She is co-artisitic director of Walking Shadow Theatre Company and if you haven’t heard of them, you should take the time to learn. They are producing some of the best original (and adapted) work in the Twin Cities.
In getting ready to work with Amy on a show in the spring, I like how excited she is by every idea. She makes a great collaborator and it makes me want to write something worthy of her excitement.
The Fringe has been a gateway for me to a lot of truly talented Twin Cities artists. Amy is one of those people and I’m very happy this wacky theatre festival brought us together.
I met Courtney at the Fringe Festival about five or six years ago. She is probably the most energetic person I know. And that is saying a lot.
Courtney is always excited about what she is doing. It makes me excited too.
She has good reason to be excited because she does such awesome stuff. Her stories are imaginative and clever. Her music with the Dirty Curls is catchy and funny. As exhibited in “Bump” at last year’s Fringe Festival, she can also bust a move.
All this, and she can play the banjo!
Simply put, if Courtney’s name is on something, it is something I want to see.
If it seems like she is running from one thing to the next, I think that is because she is always in the middle of doing something. She has what seems to be dozens of irons in the fire and, of course, they are all interesting.
As a songwriter, I’m particularly impressed with Courtney’s music. She writes a ton of songs are thematically similar and yet all very different. I spent most of my time watching them play paying very close attention to the lyrics because they are awesome.
I’m really in awe of her storytelling ability. It isn’t just the writing, which is exceptional, but also the personality she brings to the presentation. It is a vibrant and expressive personality of someone who is completely in the moment.
I think that is why I enjoy her presence on the Vilification Tennis cast. She is one of a few performers who walks on stage without a lot of prepared material. That can be a very risky proposition but I think it helps her be more present on stage than she would be if she walked in with only pre-planned material.
I’ve really enjoyed getting to know Courtney as a collaborator and as an audience member. She’s a truly talented person.
I met John through work when he took over for my old boss. He’s since left the company but we’ve continued to work together as collaborators on Fringe shows.
When he came to work in the office, we hit it off right away. I think we have fairly similar personalities. Our senses of humor were perfectly matched and we both liked most of the same things. He made work a lot of fun and while it made sense for him to move on when he did, I still miss seeing him every day.
John is the person most responsible for pushing me into writing more. He suggested “Highlander: The Musical” as a show title and I said I would write the music for him if it got into the fringe. It was a crazy thing to say since I’d never written a musical before. That has led to a lot of writing projects that I never would have considered.
When John gets excited about something, you can’t help but be excited as well. He gets a wild look of determination in his eyes and it’s hard to say anything but yes, let’s give it a try.

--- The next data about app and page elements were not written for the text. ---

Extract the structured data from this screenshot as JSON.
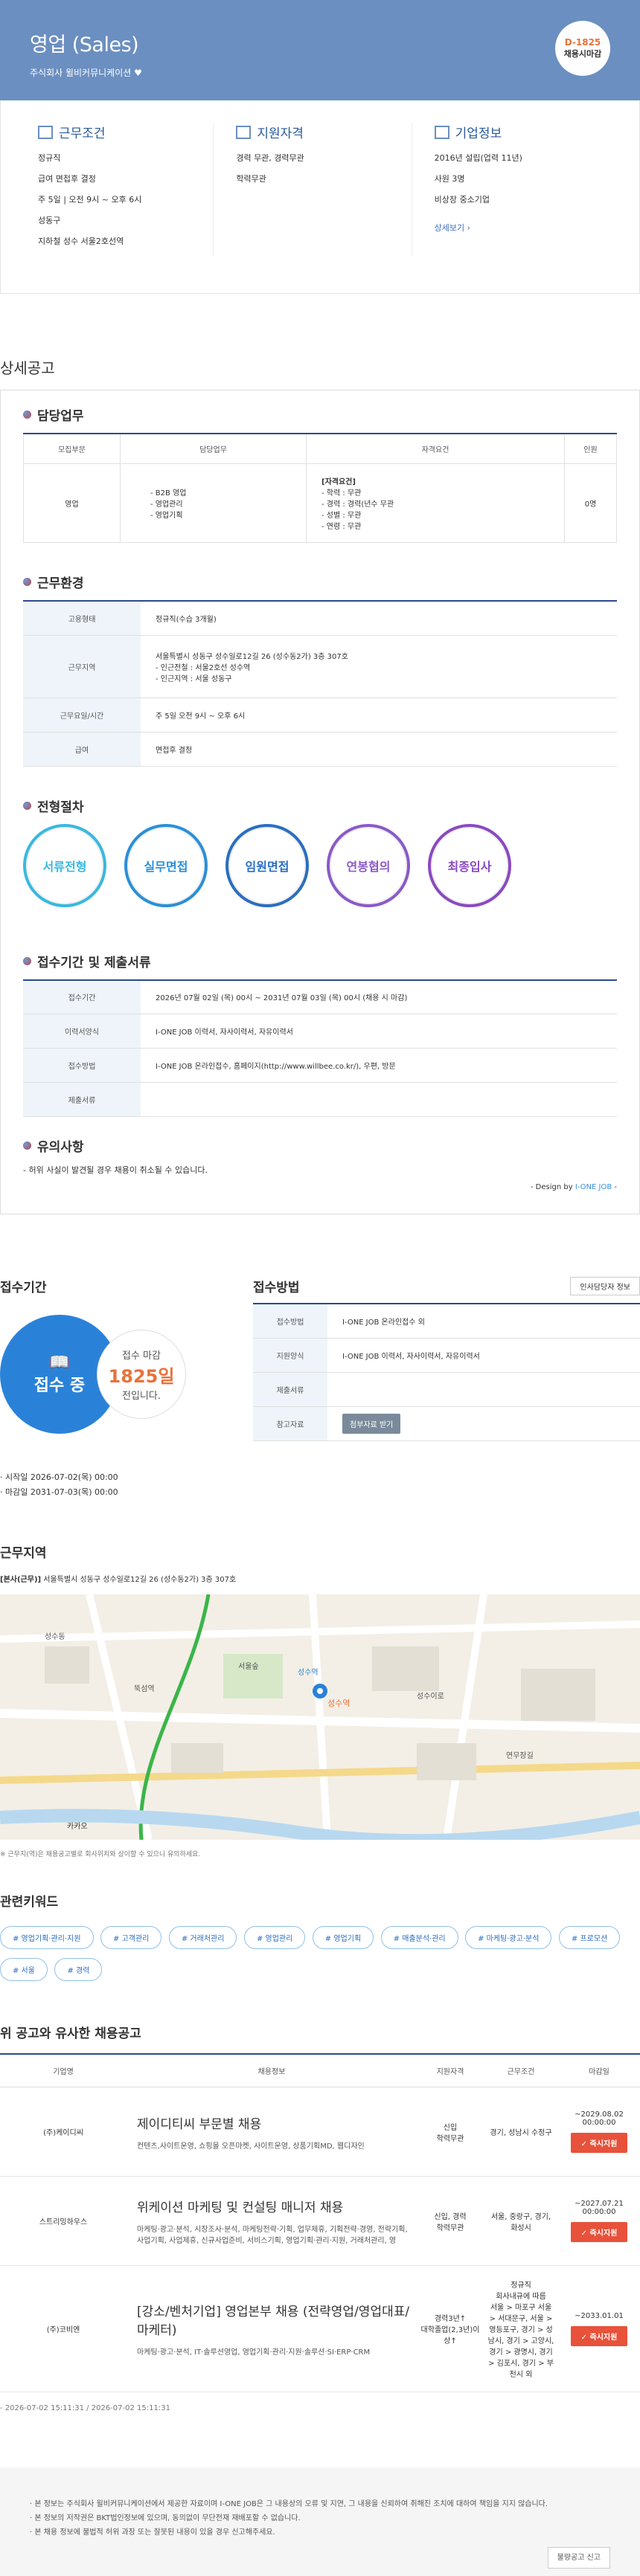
{
  "header": {
    "title": "영업 (Sales)",
    "company": "주식회사 윌비커뮤니케이션",
    "dday": "D-1825",
    "dday_label": "채용시마감"
  },
  "summary": {
    "work": {
      "title": "근무조건",
      "items": [
        "정규직",
        "급여 면접후 결정",
        "주 5일 | 오전 9시 ~ 오후 6시",
        "성동구",
        "지하철 성수 서울2호선역"
      ]
    },
    "qual": {
      "title": "지원자격",
      "items": [
        "경력 무관, 경력무관",
        "학력무관"
      ]
    },
    "corp": {
      "title": "기업정보",
      "items": [
        "2016년 설립(업력 11년)",
        "사원 3명",
        "비상장 중소기업"
      ],
      "link": "상세보기"
    }
  },
  "detail": {
    "heading": "상세공고",
    "duty": {
      "title": "담당업무",
      "headers": [
        "모집부문",
        "담당업무",
        "자격요건",
        "인원"
      ],
      "row": {
        "dept": "영업",
        "tasks": [
          "- B2B 영업",
          "- 영업관리",
          "- 영업기획"
        ],
        "req_title": "[자격요건]",
        "reqs": [
          "- 학력 : 무관",
          "- 경력 : 경력(년수 무관",
          "- 성별 : 무관",
          "- 연령 : 무관"
        ],
        "count": "0명"
      }
    },
    "env": {
      "title": "근무환경",
      "rows": [
        {
          "k": "고용형태",
          "v": [
            "정규직(수습 3개월)"
          ]
        },
        {
          "k": "근무지역",
          "v": [
            "서울특별시 성동구 성수일로12길 26 (성수동2가) 3층 307호",
            "- 인근전철 : 서울2호선 성수역",
            "- 인근지역 : 서울 성동구"
          ]
        },
        {
          "k": "근무요일/시간",
          "v": [
            "주 5일 오전 9시 ~ 오후 6시"
          ]
        },
        {
          "k": "급여",
          "v": [
            "면접후 결정"
          ]
        }
      ]
    },
    "process": {
      "title": "전형절차",
      "steps": [
        "서류전형",
        "실무면접",
        "임원면접",
        "연봉협의",
        "최종입사"
      ]
    },
    "period": {
      "title": "접수기간 및 제출서류",
      "rows": [
        {
          "k": "접수기간",
          "v": "2026년 07월 02일 (목) 00시 ~ 2031년 07월 03일 (목) 00시 (채용 시 마감)"
        },
        {
          "k": "이력서양식",
          "v": "I-ONE JOB 이력서, 자사이력서, 자유이력서"
        },
        {
          "k": "접수방법",
          "v": "I-ONE JOB 온라인접수, 홈페이지(http://www.willbee.co.kr/), 우편, 방문"
        },
        {
          "k": "제출서류",
          "v": ""
        }
      ]
    },
    "notice": {
      "title": "유의사항",
      "text": "- 허위 사실이 발견될 경우 채용이 취소될 수 있습니다.",
      "design": "- Design by ",
      "design_brand": "I-ONE JOB",
      "design_tail": " -"
    }
  },
  "apply": {
    "period_title": "접수기간",
    "status": "접수 중",
    "remain_label": "접수 마감",
    "remain_days": "1825일",
    "remain_tail": "전입니다.",
    "start": "· 시작일 2026-07-02(목) 00:00",
    "end": "· 마감일 2031-07-03(목) 00:00",
    "method_title": "접수방법",
    "hr_button": "인사담당자 정보",
    "rows": [
      {
        "k": "접수방법",
        "v": "I-ONE JOB 온라인접수 외"
      },
      {
        "k": "지원양식",
        "v": "I-ONE JOB 이력서, 자사이력서, 자유이력서"
      },
      {
        "k": "제출서류",
        "v": ""
      },
      {
        "k": "참고자료",
        "v": ""
      }
    ],
    "attach_button": "첨부자료 받기"
  },
  "location": {
    "title": "근무지역",
    "prefix": "[본사(근무)]",
    "address": " 서울특별시 성동구 성수일로12길 26 (성수동2가) 3층 307호",
    "note": "※ 근무지(역)은 채용공고별로 회사위치와 상이할 수 있으니 유의하세요.",
    "marker": "성수역",
    "map_labels": [
      "성수동",
      "뚝섬역",
      "서울숲",
      "성수역",
      "성수이로",
      "연무장길",
      "카카오"
    ]
  },
  "keywords": {
    "title": "관련키워드",
    "items": [
      "# 영업기획·관리·지원",
      "# 고객관리",
      "# 거래처관리",
      "# 영업관리",
      "# 영업기획",
      "# 매출분석·관리",
      "# 마케팅·광고·분석",
      "# 프로모션",
      "# 서울",
      "# 경력"
    ]
  },
  "similar": {
    "title": "위 공고와 유사한 채용공고",
    "headers": [
      "기업명",
      "채용정보",
      "지원자격",
      "근무조건",
      "마감일"
    ],
    "rows": [
      {
        "corp": "(주)케이디씨",
        "title": "제이디티씨 부문별 채용",
        "desc": "컨텐츠,사이트운영, 쇼핑몰 오픈마켓, 사이트운영, 상품기획MD, 웹디자인",
        "qual": "신입\n학력무관",
        "cond": "경기, 성남시 수정구",
        "due": "~2029.08.02 00:00:00",
        "btn": "✓ 즉시지원"
      },
      {
        "corp": "스트리밍하우스",
        "title": "위케이션 마케팅 및 컨설팅 매니저 채용",
        "desc": "마케팅·광고·분석, 시장조사·분석, 마케팅전략·기획, 업무제휴, 기획전략·경영, 전략기획, 사업기획, 사업제휴, 신규사업준비, 서비스기획, 영업기획·관리·지원, 거래처관리, 영",
        "qual": "신입, 경력\n학력무관",
        "cond": "서울, 중랑구, 경기, 화성시",
        "due": "~2027.07.21 00:00:00",
        "btn": "✓ 즉시지원"
      },
      {
        "corp": "(주)코비엔",
        "title": "[강소/벤처기업] 영업본부 채용 (전략영업/영업대표/마케터)",
        "desc": "마케팅·광고·분석, IT·솔루션영업, 영업기획·관리·지원·솔루션·SI·ERP·CRM",
        "qual": "경력3년↑\n대학졸업(2,3년)이상↑",
        "cond": "정규직\n회사내규에 따름\n서울 > 마포구 서울 > 서대문구, 서울 > 영등포구, 경기 > 성남시, 경기 > 고양시, 경기 > 광명시, 경기 > 김포시, 경기 > 부천시 외",
        "due": "~2033.01.01",
        "btn": "✓ 즉시지원"
      }
    ],
    "dates": "- 2026-07-02 15:11:31 / 2026-07-02 15:11:31"
  },
  "footer": {
    "lines": [
      "· 본 정보는 주식회사 윌비커뮤니케이션에서 제공한 자료이며 I-ONE JOB은 그 내용상의 오류 및 지연, 그 내용을 신뢰하여 취해진 조치에 대하여 책임을 지지 않습니다.",
      "· 본 정보의 저작권은 BKT법인정보에 있으며, 동의없이 무단전재 재배포할 수 없습니다.",
      "· 본 채용 정보에 불법적 허위 과장 또는 잘못된 내용이 있을 경우 신고해주세요."
    ],
    "report": "불량공고 신고"
  },
  "colors": {
    "header": "#6b8fc0",
    "steps": [
      "#39b8e0",
      "#2a8fd8",
      "#2a6ec2",
      "#8a5ac8",
      "#8a4ac0"
    ]
  }
}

I do possess a certain level of awe for people like John, who actually enjoy directing. I’m happy to write things and have someone else figure out how to make those things look on stage. John is one of those people and I’m extraordinarily lucky to have found someone who works well with me and has an understanding of what I’m trying to do with my writing.
His marketing skills are something I wish I possessed. When there needs to be artwork produced for a show, he puts it together in what seems like seconds and it is always considerably better than anything I would have created.
Random chance is a funny thing. John and I started working together without any knowledge of each other’s theatre background. We hit it off and the result has been an artistic partnership far more fruitful than what either of us expected.
I’m very pleased random chance brought the two of us together. I look forward to many more collaborations.